- _Goal of the exercise_:
Each record that follows is to be reproduced verbatim.

- _Data for review_:

- Opening Delimiter -

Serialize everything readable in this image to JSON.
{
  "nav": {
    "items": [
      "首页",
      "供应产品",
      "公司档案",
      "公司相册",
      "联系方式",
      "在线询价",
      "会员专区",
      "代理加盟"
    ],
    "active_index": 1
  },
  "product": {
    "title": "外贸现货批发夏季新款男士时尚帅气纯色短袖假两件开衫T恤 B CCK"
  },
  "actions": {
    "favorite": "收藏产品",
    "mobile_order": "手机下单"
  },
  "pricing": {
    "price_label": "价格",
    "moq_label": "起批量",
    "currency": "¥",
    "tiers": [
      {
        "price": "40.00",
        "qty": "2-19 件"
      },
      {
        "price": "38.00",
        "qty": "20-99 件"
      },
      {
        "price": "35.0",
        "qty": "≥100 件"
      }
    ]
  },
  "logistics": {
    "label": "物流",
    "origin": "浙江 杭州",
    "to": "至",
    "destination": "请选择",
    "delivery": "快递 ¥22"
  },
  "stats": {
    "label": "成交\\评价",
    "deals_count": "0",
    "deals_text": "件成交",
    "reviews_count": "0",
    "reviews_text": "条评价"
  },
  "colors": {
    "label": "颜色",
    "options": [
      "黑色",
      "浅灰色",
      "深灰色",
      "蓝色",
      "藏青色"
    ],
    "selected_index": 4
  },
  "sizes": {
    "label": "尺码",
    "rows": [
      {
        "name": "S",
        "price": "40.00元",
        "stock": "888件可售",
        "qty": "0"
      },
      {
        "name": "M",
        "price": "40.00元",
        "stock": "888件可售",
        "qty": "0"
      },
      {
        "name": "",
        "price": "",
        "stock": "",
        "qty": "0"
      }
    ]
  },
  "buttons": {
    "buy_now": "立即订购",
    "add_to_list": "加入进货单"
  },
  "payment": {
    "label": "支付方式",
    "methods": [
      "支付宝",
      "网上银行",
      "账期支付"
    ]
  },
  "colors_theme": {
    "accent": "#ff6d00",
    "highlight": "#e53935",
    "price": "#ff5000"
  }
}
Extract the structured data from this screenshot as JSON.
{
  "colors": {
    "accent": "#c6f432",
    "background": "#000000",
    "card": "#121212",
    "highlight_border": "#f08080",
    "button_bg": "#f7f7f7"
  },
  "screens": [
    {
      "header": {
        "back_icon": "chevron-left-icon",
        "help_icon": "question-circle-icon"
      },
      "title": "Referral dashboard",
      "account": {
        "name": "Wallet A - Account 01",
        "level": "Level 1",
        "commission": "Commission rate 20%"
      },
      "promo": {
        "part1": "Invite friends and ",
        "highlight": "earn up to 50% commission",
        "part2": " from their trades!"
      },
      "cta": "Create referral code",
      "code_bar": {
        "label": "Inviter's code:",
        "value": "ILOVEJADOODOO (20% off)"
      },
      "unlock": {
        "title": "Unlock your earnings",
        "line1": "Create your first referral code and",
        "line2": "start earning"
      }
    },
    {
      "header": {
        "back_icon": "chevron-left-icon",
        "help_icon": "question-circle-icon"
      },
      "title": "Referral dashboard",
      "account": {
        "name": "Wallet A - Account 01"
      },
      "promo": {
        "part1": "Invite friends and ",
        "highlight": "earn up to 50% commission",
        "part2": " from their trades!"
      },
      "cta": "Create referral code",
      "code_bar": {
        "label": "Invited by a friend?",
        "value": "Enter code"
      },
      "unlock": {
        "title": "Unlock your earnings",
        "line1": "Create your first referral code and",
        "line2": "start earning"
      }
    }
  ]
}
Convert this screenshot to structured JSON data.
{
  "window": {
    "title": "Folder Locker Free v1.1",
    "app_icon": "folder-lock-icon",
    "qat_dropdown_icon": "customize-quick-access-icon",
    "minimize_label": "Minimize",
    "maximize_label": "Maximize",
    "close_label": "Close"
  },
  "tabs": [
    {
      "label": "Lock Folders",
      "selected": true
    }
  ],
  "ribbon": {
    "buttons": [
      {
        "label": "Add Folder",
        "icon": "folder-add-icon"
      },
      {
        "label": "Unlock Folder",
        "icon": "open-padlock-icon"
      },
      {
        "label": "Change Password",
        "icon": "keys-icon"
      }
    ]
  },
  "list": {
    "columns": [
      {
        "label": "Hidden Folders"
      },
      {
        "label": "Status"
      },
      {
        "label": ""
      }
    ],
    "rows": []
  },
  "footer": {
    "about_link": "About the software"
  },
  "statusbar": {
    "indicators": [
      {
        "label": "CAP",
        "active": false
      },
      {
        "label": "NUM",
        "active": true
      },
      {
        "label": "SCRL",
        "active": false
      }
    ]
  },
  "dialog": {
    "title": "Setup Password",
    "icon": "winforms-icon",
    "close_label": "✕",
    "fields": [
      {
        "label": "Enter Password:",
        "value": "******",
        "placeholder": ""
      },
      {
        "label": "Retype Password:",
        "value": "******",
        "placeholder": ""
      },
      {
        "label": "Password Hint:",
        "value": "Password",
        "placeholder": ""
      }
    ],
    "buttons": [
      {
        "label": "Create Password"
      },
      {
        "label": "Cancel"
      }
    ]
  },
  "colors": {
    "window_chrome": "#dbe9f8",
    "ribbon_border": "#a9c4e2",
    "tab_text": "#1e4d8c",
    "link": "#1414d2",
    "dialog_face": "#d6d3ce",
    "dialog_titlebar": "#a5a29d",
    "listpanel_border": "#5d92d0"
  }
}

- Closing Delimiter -

- _Final answer_:
Serialize everything readable in this image to JSON.
{
  "nav": {
    "items": [
      "首页",
      "供应产品",
      "公司档案",
      "公司相册",
      "联系方式",
      "在线询价",
      "会员专区",
      "代理加盟"
    ],
    "active_index": 1
  },
  "product": {
    "title": "外贸现货批发夏季新款男士时尚帅气纯色短袖假两件开衫T恤 B CCK"
  },
  "actions": {
    "favorite": "收藏产品",
    "mobile_order": "手机下单"
  },
  "pricing": {
    "price_label": "价格",
    "moq_label": "起批量",
    "currency": "¥",
    "tiers": [
      {
        "price": "40.00",
        "qty": "2-19 件"
      },
      {
        "price": "38.00",
        "qty": "20-99 件"
      },
      {
        "price": "35.0",
        "qty": "≥100 件"
      }
    ]
  },
  "logistics": {
    "label": "物流",
    "origin": "浙江 杭州",
    "to": "至",
    "destination": "请选择",
    "delivery": "快递 ¥22"
  },
  "stats": {
    "label": "成交\\评价",
    "deals_count": "0",
    "deals_text": "件成交",
    "reviews_count": "0",
    "reviews_text": "条评价"
  },
  "colors": {
    "label": "颜色",
    "options": [
      "黑色",
      "浅灰色",
      "深灰色",
      "蓝色",
      "藏青色"
    ],
    "selected_index": 4
  },
  "sizes": {
    "label": "尺码",
    "rows": [
      {
        "name": "S",
        "price": "40.00元",
        "stock": "888件可售",
        "qty": "0"
      },
      {
        "name": "M",
        "price": "40.00元",
        "stock": "888件可售",
        "qty": "0"
      },
      {
        "name": "",
        "price": "",
        "stock": "",
        "qty": "0"
      }
    ]
  },
  "buttons": {
    "buy_now": "立即订购",
    "add_to_list": "加入进货单"
  },
  "payment": {
    "label": "支付方式",
    "methods": [
      "支付宝",
      "网上银行",
      "账期支付"
    ]
  },
  "colors_theme": {
    "accent": "#ff6d00",
    "highlight": "#e53935",
    "price": "#ff5000"
  }
}
Extract the structured data from this screenshot as JSON.
{
  "colors": {
    "accent": "#c6f432",
    "background": "#000000",
    "card": "#121212",
    "highlight_border": "#f08080",
    "button_bg": "#f7f7f7"
  },
  "screens": [
    {
      "header": {
        "back_icon": "chevron-left-icon",
        "help_icon": "question-circle-icon"
      },
      "title": "Referral dashboard",
      "account": {
        "name": "Wallet A - Account 01",
        "level": "Level 1",
        "commission": "Commission rate 20%"
      },
      "promo": {
        "part1": "Invite friends and ",
        "highlight": "earn up to 50% commission",
        "part2": " from their trades!"
      },
      "cta": "Create referral code",
      "code_bar": {
        "label": "Inviter's code:",
        "value": "ILOVEJADOODOO (20% off)"
      },
      "unlock": {
        "title": "Unlock your earnings",
        "line1": "Create your first referral code and",
        "line2": "start earning"
      }
    },
    {
      "header": {
        "back_icon": "chevron-left-icon",
        "help_icon": "question-circle-icon"
      },
      "title": "Referral dashboard",
      "account": {
        "name": "Wallet A - Account 01"
      },
      "promo": {
        "part1": "Invite friends and ",
        "highlight": "earn up to 50% commission",
        "part2": " from their trades!"
      },
      "cta": "Create referral code",
      "code_bar": {
        "label": "Invited by a friend?",
        "value": "Enter code"
      },
      "unlock": {
        "title": "Unlock your earnings",
        "line1": "Create your first referral code and",
        "line2": "start earning"
      }
    }
  ]
}
Convert this screenshot to structured JSON data.
{
  "window": {
    "title": "Folder Locker Free v1.1",
    "app_icon": "folder-lock-icon",
    "qat_dropdown_icon": "customize-quick-access-icon",
    "minimize_label": "Minimize",
    "maximize_label": "Maximize",
    "close_label": "Close"
  },
  "tabs": [
    {
      "label": "Lock Folders",
      "selected": true
    }
  ],
  "ribbon": {
    "buttons": [
      {
        "label": "Add Folder",
        "icon": "folder-add-icon"
      },
      {
        "label": "Unlock Folder",
        "icon": "open-padlock-icon"
      },
      {
        "label": "Change Password",
        "icon": "keys-icon"
      }
    ]
  },
  "list": {
    "columns": [
      {
        "label": "Hidden Folders"
      },
      {
        "label": "Status"
      },
      {
        "label": ""
      }
    ],
    "rows": []
  },
  "footer": {
    "about_link": "About the software"
  },
  "statusbar": {
    "indicators": [
      {
        "label": "CAP",
        "active": false
      },
      {
        "label": "NUM",
        "active": true
      },
      {
        "label": "SCRL",
        "active": false
      }
    ]
  },
  "dialog": {
    "title": "Setup Password",
    "icon": "winforms-icon",
    "close_label": "✕",
    "fields": [
      {
        "label": "Enter Password:",
        "value": "******",
        "placeholder": ""
      },
      {
        "label": "Retype Password:",
        "value": "******",
        "placeholder": ""
      },
      {
        "label": "Password Hint:",
        "value": "Password",
        "placeholder": ""
      }
    ],
    "buttons": [
      {
        "label": "Create Password"
      },
      {
        "label": "Cancel"
      }
    ]
  },
  "colors": {
    "window_chrome": "#dbe9f8",
    "ribbon_border": "#a9c4e2",
    "tab_text": "#1e4d8c",
    "link": "#1414d2",
    "dialog_face": "#d6d3ce",
    "dialog_titlebar": "#a5a29d",
    "listpanel_border": "#5d92d0"
  }
}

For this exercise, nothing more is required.